### Records supplied
= Beginning of Section =

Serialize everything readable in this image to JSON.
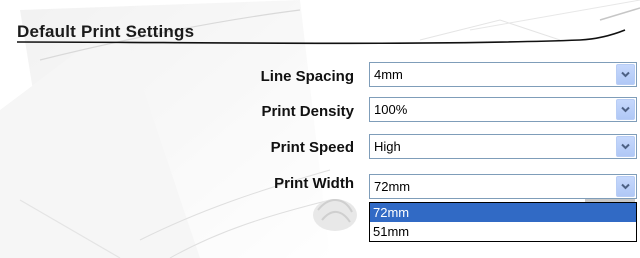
{
  "section": {
    "title": "Default Print Settings"
  },
  "settings": [
    {
      "label": "Line Spacing",
      "value": "4mm"
    },
    {
      "label": "Print Density",
      "value": "100%"
    },
    {
      "label": "Print Speed",
      "value": "High"
    },
    {
      "label": "Print Width",
      "value": "72mm"
    }
  ],
  "print_width_dropdown": {
    "options": [
      "72mm",
      "51mm"
    ],
    "highlighted": "72mm"
  },
  "colors": {
    "select_border": "#7f9db9",
    "dropdown_button": "#c6d8fc",
    "highlight": "#316ac5"
  }
}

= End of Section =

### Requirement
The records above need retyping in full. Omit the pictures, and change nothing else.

### Answer space
Serialize everything readable in this image to JSON.
{
  "section": {
    "title": "Default Print Settings"
  },
  "settings": [
    {
      "label": "Line Spacing",
      "value": "4mm"
    },
    {
      "label": "Print Density",
      "value": "100%"
    },
    {
      "label": "Print Speed",
      "value": "High"
    },
    {
      "label": "Print Width",
      "value": "72mm"
    }
  ],
  "print_width_dropdown": {
    "options": [
      "72mm",
      "51mm"
    ],
    "highlighted": "72mm"
  },
  "colors": {
    "select_border": "#7f9db9",
    "dropdown_button": "#c6d8fc",
    "highlight": "#316ac5"
  }
}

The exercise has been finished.